In the Bell Shakespeare production, the play is set during the Blitz and students, teachers and other school staff are hiding out in a school room during the bombings.
Actor Danielle King plays a number of roles in the production.
She said the play holds certain relevance today with the current conflicts in places like Syria and Gaza.
In this production, there are two realities going on, with what's happening in the Shakespeare play itself, and in the other world, that of the people hiding out during the Blitz.
"There are moments in the play that the worlds cross over and something that happens in the real world triggers the play to continue (and vice versa)."
"I'd recommend it to anyone who has seen Shakespeare or anyone who hasn't seen Shakespeare."
"The way we're telling the story, it doesn't feel like I'm speaking Shakespeare."
However, the integrity of Shakespeare is no less there, she said.
They also don't shy away from the controversies surrounding Henry V, Mrs King explains.
"It's not a black and white 'war is good', 'Henry was a great king', 'he was a great leader', because he wasn't - He was found guilty posthumously of war crimes," she said.
"Henry made decisions as any leader would have to. We don't shy away from that - it leaves those questions open."
Henry V is a very audience-involving play, she said, as a result of the very simple nature of the props and set - fitting into what would have been available in the hideout.
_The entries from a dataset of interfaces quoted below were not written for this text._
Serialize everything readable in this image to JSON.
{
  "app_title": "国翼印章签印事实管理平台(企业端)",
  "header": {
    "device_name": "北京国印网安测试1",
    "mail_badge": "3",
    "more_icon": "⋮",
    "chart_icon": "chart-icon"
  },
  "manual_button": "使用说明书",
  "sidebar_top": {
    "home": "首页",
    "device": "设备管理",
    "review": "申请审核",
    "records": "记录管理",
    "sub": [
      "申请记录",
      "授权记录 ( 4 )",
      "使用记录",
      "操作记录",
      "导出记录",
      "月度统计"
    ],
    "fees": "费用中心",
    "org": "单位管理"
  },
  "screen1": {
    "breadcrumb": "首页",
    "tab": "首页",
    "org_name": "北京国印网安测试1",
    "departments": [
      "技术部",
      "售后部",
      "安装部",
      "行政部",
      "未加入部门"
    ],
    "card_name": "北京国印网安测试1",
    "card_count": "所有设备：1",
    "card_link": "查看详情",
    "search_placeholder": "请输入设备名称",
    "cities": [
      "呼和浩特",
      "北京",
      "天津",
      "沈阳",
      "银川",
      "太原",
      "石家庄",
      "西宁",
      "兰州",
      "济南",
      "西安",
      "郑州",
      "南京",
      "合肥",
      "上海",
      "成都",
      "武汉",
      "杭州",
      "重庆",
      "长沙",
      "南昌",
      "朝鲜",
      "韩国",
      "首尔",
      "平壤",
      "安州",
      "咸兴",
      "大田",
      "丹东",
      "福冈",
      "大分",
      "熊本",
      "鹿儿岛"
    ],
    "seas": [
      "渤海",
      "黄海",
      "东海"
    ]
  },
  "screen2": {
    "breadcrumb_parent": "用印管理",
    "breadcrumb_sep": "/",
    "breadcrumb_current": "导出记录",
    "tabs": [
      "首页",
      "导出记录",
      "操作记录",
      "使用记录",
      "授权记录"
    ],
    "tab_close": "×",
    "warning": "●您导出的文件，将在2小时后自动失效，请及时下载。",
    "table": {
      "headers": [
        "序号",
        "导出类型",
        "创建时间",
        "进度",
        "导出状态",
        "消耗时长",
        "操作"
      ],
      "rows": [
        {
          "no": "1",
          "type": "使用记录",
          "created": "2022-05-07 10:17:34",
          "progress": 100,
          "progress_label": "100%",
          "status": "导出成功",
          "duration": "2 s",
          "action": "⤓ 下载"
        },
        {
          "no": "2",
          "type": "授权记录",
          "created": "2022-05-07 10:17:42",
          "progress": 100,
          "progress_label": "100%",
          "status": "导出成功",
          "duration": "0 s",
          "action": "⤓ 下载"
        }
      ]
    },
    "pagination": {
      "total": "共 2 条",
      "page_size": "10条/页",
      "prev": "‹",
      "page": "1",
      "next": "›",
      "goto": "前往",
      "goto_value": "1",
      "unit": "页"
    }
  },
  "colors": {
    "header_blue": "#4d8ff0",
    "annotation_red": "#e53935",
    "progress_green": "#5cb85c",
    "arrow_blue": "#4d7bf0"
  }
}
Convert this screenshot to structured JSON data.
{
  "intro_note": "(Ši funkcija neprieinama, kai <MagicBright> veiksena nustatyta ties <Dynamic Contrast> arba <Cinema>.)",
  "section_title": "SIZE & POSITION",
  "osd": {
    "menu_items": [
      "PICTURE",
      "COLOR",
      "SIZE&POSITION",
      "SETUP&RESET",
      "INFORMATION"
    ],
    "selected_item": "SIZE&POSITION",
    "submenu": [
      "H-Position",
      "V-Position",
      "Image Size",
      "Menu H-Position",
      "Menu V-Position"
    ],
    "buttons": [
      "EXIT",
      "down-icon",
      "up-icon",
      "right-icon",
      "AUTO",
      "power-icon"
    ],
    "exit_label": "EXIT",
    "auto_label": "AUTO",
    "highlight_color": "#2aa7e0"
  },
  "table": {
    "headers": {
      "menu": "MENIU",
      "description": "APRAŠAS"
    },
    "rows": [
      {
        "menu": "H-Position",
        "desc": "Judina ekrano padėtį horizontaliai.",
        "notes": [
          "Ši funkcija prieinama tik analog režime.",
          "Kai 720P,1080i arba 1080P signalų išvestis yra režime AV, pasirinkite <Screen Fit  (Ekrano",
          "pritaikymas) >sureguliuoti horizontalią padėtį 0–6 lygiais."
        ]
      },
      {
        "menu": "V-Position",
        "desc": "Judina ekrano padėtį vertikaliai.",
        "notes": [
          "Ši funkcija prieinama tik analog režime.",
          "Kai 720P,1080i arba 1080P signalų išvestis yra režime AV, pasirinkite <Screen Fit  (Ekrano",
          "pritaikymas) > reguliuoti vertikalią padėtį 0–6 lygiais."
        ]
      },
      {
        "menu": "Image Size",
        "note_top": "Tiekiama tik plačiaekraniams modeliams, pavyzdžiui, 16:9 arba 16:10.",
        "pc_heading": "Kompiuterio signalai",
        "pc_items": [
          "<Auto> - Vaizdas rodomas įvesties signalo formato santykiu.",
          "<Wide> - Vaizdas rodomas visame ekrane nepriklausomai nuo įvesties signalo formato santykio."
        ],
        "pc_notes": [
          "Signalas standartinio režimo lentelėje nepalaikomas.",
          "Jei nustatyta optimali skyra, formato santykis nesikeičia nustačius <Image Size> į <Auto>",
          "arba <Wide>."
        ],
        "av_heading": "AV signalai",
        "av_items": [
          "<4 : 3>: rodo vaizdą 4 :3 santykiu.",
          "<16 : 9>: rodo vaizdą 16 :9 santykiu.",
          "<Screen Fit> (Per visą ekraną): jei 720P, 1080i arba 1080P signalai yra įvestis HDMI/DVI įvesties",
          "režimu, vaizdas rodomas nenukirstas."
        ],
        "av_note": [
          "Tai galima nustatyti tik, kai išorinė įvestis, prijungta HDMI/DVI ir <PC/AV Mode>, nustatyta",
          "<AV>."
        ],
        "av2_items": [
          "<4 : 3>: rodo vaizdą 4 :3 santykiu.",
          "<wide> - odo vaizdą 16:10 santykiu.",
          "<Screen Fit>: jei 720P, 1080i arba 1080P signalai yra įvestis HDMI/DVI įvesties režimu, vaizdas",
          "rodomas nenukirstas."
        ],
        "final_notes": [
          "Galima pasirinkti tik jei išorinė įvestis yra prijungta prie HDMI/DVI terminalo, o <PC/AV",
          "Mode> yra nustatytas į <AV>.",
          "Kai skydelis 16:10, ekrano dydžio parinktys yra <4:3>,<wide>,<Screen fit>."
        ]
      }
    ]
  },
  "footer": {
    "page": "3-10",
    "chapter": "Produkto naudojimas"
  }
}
"We ask them (the audience) to join us in thinking about the themes," Mrs King said.
"We use whatever is in the room to tell the story. So it's got that element of using your imagination.
"We don't do all the work for you, but we help you along."
She said it's been an amazing experience being part of a Bell Shakespeare production - her first ever.
"It's always been one of my ambitions to work with one of the best theatre companies in Australia," she said.
"It really is a show I'm incredibly proud of and the cast is great."
Mrs King is also looking forward to bringing the show to the Northern Rivers for another reason - she is a former Byron Bay resident.
"I met my husband in Byron - I went travelling and got lost in Byron like many travelLers have done," she laughed.
"(My husband and I) love Byron; we get up there two or three times a year."
"I'm thrilled to be coming back to the shire, I love it up there."
"I can't wait to get the cast to the Bay on our day off."